During the vac, whether you’re bored out of your skull, or if you somehow have just as much to do as you did during term, you need an escape. Normally, I’d go see a friend, or watch a movie. But these days, I can’t get on a train to annoy my friend in Hull for a weekend, and watching a movie seems pointless when all I’ve done for the last year is sit on my laptop binging Riverdale. So it’s possible I’ll have to turn to the thing my degree is actually about – books. The horror. 

And on horror, the first book I cannot stop recommending definitely knows how to leave a creeping sensation on the back of your neck. Susanna Clarke’s Piranesi isn’t a horror, but the confusion and strangeness of the fantasy world you are plunged into feels almost gothic. From the first page it feels like you have been thrown into another world, and another time, and as the novel continues, it only gets more confusing. It seems as if the world is a huge stately home, expanding in all directions and covering, as far as we know, the whole globe. The novel feels like wandering the halls of this place beside the narrator, being led down strange corridors into unusual rooms, and struggling to piece it all together. Our narrator does not know his purpose, or even who he is. He only knows one other person in the halls, who seems to be interested in anything from conquering Death to “reigniting the Sun and Stars.” Every person the narrator meets is slightly off, all feeling as if they have very different ideas and priorities – almost like every character in the book is from a different alternate universe. We don’t even know if we’re in a fantasy world, or if the narrator is insane. This is a book that leaves you confused and in awe, both at the plot, the worldbuilding, and the gorgeously meandering prose with which Clarke leads you through the beautiful but sinister halls of her novel. 

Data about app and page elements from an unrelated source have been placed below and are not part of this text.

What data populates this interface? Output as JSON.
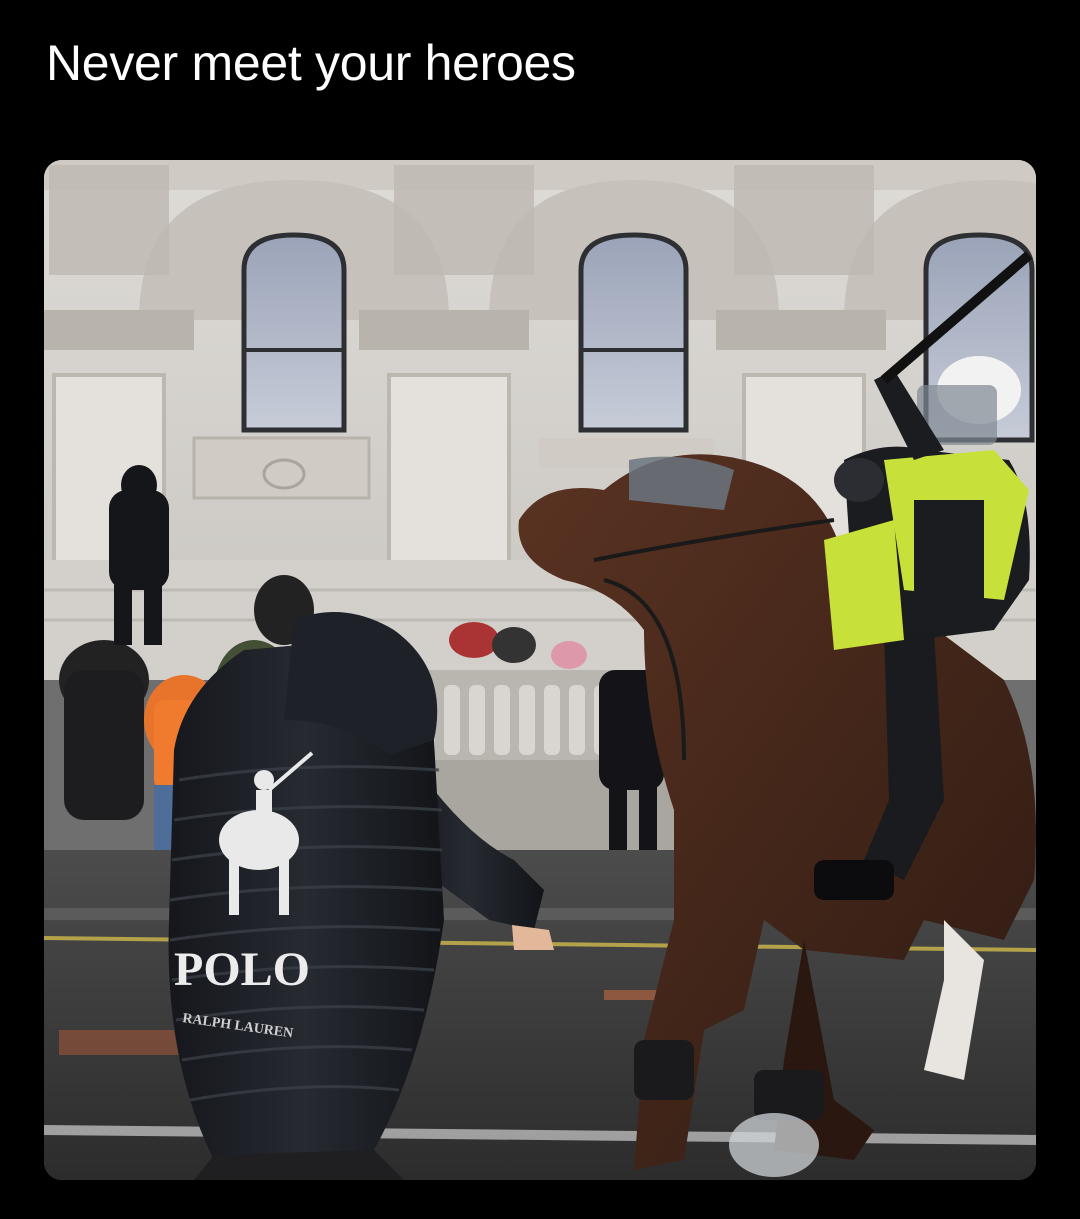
{
  "post": {
    "caption": "Never meet your heroes"
  },
  "photo": {
    "jacket_logo_text": "POLO",
    "jacket_logo_subtext": "RALPH LAUREN"
  },
  "colors": {
    "background": "#000000",
    "caption": "#ffffff",
    "hi_vis": "#c8e03a",
    "horse": "#4a2a1c",
    "building": "#d9d6d1"
  }
}
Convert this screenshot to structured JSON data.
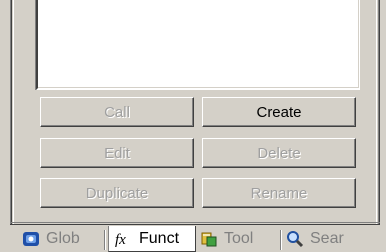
{
  "buttons": {
    "call": "Call",
    "create": "Create",
    "edit": "Edit",
    "delete": "Delete",
    "duplicate": "Duplicate",
    "rename": "Rename"
  },
  "tabs": [
    {
      "label": "Glob",
      "icon": "globals-icon",
      "active": false
    },
    {
      "label": "Funct",
      "icon": "function-fx-icon",
      "active": true
    },
    {
      "label": "Tool",
      "icon": "tools-icon",
      "active": false
    },
    {
      "label": "Sear",
      "icon": "search-icon",
      "active": false
    }
  ],
  "colors": {
    "face": "#d4d0c8",
    "disabled_text": "#a0a0a0",
    "list_background": "#ffffff"
  }
}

For a very different vibe, I Want to Be Where the Normal People Are by Rachel Bloom is a celebrity memoir truly worth a read. Anyone who has seen Rachel Bloom’s show Crazy Ex-Girlfriend will be well-prepared for her exact brand of self-deprecating, bizarre humour delving into, sexism, borderline personality disorder, and becoming a crazy cat lady. Rachel Bloom brings all the talent she brought to her show to this book, making you cry with her as she talks about her OCD and depression, before making you cackle so loudly you disturb everyone in your house as she makes a terrible joke about it. She holds nothing back, writing about the time when a popular kid in her middle school asked her out as a joke and her classmates were so horrified that they called her house to apologise for it. She even puts in the erotic poetry she wrote as a twelve-year-old – there’s a video of her dramatically reciting this poetry at her old middle school on her Instagram, which I highly recommend anyone to go watch. 

This book feels like hanging out with your friend who you haven’t seen in a few months at a bar, sharing stories about men you’ve wasted time on, awful jobs you didn’t quit, and then trying to figure out why you took so much crap as you sit there together at nearly midnight drinking overpriced cocktails. But also, it’s like sitting alone in your room thinking about everything wrong with yourself, before deciding screw it, and distracting yourself by creating a theme park for adults. Which Bloom does in the book. It features the ‘Get Born’ Rapids simulating birth, Haruki Murakami’s Bumper Cars, and a haunted mansion in which you’re faced with the possibility of there being nothing after death. Hilarious and heart-breaking, this is a book you’ll read in a day.  

For a sentimental throwback, I can never get enough of a good YA romance. Stephanie Perkins’ Anna and the French Kiss is arguably trash, but it’s also the exact brand of trash I always need. The novel follows Anna through her senior year of high school. She’s in love with a guy in her friendship group, Etienne. It’s a typical romance – girl moves to a new school, cute guy immediately falls for her, there’s friendship and relationship drama along the way. Oh, and it’s set in Paris. And sure, it’s kind of ridiculous in its self-indulgence: Anna is a film geek from Atlanta who doesn’t know how beautiful she really is, Etienne is simultaneously English and French for maximum Sexy Accent Potential, and the overarching plot is a little predictable. But that’s the joy of it. It’s self-indulgent, it gives you everything you want from your life but only ever see on TikTok. Who doesn’t want to fall in love with a boy watching movies in French cinemas together, and hang out with friends in the middle of the night at Père Lachaise Cemetery? 

But it also deals with the awkwardness and confusion of being a teenager – from having a crush on your friend’s crush, to being there for your friend when their life is falling apart. This isn’t pure escapism, because the characters are real and messy. But they put in the effort to help each other, and chase their dreams. They put themselves out there and risk getting hurt.  

These are very different books, but they all do what books need to do – they provide a way out from the spot we’re sitting in, into a world that isn’t our own. Whether that world is a fantasy universe, the life of a celebrity, or a dorm room in Paris, these very different books helped me to forget about everything in my life and create a new life in my head. I hope they do the same for you.

Lily Down

Lily is a third year English student at Mansfield College and a writer of fiction. She reads anything from classic horror to early modern history. She also likes to play guitar, and force her friends to watch Avatar: The Last Airbender.